[Page and application data records]
★ ★ ★ ★ ★

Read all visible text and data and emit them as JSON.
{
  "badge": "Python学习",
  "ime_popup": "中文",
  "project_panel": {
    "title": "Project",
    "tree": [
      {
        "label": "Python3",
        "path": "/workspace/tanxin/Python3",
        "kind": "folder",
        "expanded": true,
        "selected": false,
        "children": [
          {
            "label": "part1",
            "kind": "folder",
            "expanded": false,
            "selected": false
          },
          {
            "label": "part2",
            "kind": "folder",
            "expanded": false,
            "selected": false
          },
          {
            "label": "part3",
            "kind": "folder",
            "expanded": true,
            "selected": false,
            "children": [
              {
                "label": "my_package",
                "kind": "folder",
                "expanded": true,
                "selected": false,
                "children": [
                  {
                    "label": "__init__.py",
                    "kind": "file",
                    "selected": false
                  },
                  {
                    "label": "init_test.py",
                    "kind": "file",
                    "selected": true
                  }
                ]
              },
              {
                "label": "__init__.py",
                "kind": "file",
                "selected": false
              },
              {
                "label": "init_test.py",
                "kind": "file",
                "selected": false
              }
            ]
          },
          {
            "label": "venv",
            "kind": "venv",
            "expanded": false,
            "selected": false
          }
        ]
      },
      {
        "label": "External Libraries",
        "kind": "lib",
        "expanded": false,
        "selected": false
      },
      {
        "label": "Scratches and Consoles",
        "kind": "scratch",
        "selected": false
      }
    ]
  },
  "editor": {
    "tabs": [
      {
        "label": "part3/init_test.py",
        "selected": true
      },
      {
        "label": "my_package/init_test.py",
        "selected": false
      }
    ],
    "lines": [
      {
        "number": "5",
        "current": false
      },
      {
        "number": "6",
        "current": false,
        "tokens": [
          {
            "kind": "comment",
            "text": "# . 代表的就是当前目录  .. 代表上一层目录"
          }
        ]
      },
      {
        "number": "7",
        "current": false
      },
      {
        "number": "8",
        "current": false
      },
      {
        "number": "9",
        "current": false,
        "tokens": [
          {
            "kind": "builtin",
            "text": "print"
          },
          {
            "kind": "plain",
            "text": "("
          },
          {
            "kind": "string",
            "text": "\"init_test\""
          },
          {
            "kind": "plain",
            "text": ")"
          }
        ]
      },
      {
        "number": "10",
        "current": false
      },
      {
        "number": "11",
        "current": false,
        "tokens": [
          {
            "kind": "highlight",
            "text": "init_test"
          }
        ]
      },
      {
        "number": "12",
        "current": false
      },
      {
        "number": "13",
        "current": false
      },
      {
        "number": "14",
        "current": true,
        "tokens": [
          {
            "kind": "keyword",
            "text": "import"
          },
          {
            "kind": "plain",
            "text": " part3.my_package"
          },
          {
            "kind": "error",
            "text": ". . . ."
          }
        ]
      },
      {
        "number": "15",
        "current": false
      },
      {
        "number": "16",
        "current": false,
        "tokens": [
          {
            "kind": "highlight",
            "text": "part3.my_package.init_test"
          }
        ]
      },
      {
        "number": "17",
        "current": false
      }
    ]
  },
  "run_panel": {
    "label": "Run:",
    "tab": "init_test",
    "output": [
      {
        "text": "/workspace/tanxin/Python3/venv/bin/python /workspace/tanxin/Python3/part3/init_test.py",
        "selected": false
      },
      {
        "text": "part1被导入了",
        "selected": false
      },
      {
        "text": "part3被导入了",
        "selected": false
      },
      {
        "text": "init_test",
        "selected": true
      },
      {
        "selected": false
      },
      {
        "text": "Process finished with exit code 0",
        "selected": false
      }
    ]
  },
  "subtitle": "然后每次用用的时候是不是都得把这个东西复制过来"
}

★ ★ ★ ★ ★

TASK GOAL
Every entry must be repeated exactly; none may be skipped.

RESPONSE
Read all visible text and data and emit them as JSON.
{
  "badge": "Python学习",
  "ime_popup": "中文",
  "project_panel": {
    "title": "Project",
    "tree": [
      {
        "label": "Python3",
        "path": "/workspace/tanxin/Python3",
        "kind": "folder",
        "expanded": true,
        "selected": false,
        "children": [
          {
            "label": "part1",
            "kind": "folder",
            "expanded": false,
            "selected": false
          },
          {
            "label": "part2",
            "kind": "folder",
            "expanded": false,
            "selected": false
          },
          {
            "label": "part3",
            "kind": "folder",
            "expanded": true,
            "selected": false,
            "children": [
              {
                "label": "my_package",
                "kind": "folder",
                "expanded": true,
                "selected": false,
                "children": [
                  {
                    "label": "__init__.py",
                    "kind": "file",
                    "selected": false
                  },
                  {
                    "label": "init_test.py",
                    "kind": "file",
                    "selected": true
                  }
                ]
              },
              {
                "label": "__init__.py",
                "kind": "file",
                "selected": false
              },
              {
                "label": "init_test.py",
                "kind": "file",
                "selected": false
              }
            ]
          },
          {
            "label": "venv",
            "kind": "venv",
            "expanded": false,
            "selected": false
          }
        ]
      },
      {
        "label": "External Libraries",
        "kind": "lib",
        "expanded": false,
        "selected": false
      },
      {
        "label": "Scratches and Consoles",
        "kind": "scratch",
        "selected": false
      }
    ]
  },
  "editor": {
    "tabs": [
      {
        "label": "part3/init_test.py",
        "selected": true
      },
      {
        "label": "my_package/init_test.py",
        "selected": false
      }
    ],
    "lines": [
      {
        "number": "5",
        "current": false
      },
      {
        "number": "6",
        "current": false,
        "tokens": [
          {
            "kind": "comment",
            "text": "# . 代表的就是当前目录  .. 代表上一层目录"
          }
        ]
      },
      {
        "number": "7",
        "current": false
      },
      {
        "number": "8",
        "current": false
      },
      {
        "number": "9",
        "current": false,
        "tokens": [
          {
            "kind": "builtin",
            "text": "print"
          },
          {
            "kind": "plain",
            "text": "("
          },
          {
            "kind": "string",
            "text": "\"init_test\""
          },
          {
            "kind": "plain",
            "text": ")"
          }
        ]
      },
      {
        "number": "10",
        "current": false
      },
      {
        "number": "11",
        "current": false,
        "tokens": [
          {
            "kind": "highlight",
            "text": "init_test"
          }
        ]
      },
      {
        "number": "12",
        "current": false
      },
      {
        "number": "13",
        "current": false
      },
      {
        "number": "14",
        "current": true,
        "tokens": [
          {
            "kind": "keyword",
            "text": "import"
          },
          {
            "kind": "plain",
            "text": " part3.my_package"
          },
          {
            "kind": "error",
            "text": ". . . ."
          }
        ]
      },
      {
        "number": "15",
        "current": false
      },
      {
        "number": "16",
        "current": false,
        "tokens": [
          {
            "kind": "highlight",
            "text": "part3.my_package.init_test"
          }
        ]
      },
      {
        "number": "17",
        "current": false
      }
    ]
  },
  "run_panel": {
    "label": "Run:",
    "tab": "init_test",
    "output": [
      {
        "text": "/workspace/tanxin/Python3/venv/bin/python /workspace/tanxin/Python3/part3/init_test.py",
        "selected": false
      },
      {
        "text": "part1被导入了",
        "selected": false
      },
      {
        "text": "part3被导入了",
        "selected": false
      },
      {
        "text": "init_test",
        "selected": true
      },
      {
        "selected": false
      },
      {
        "text": "Process finished with exit code 0",
        "selected": false
      }
    ]
  },
  "subtitle": "然后每次用用的时候是不是都得把这个东西复制过来"
}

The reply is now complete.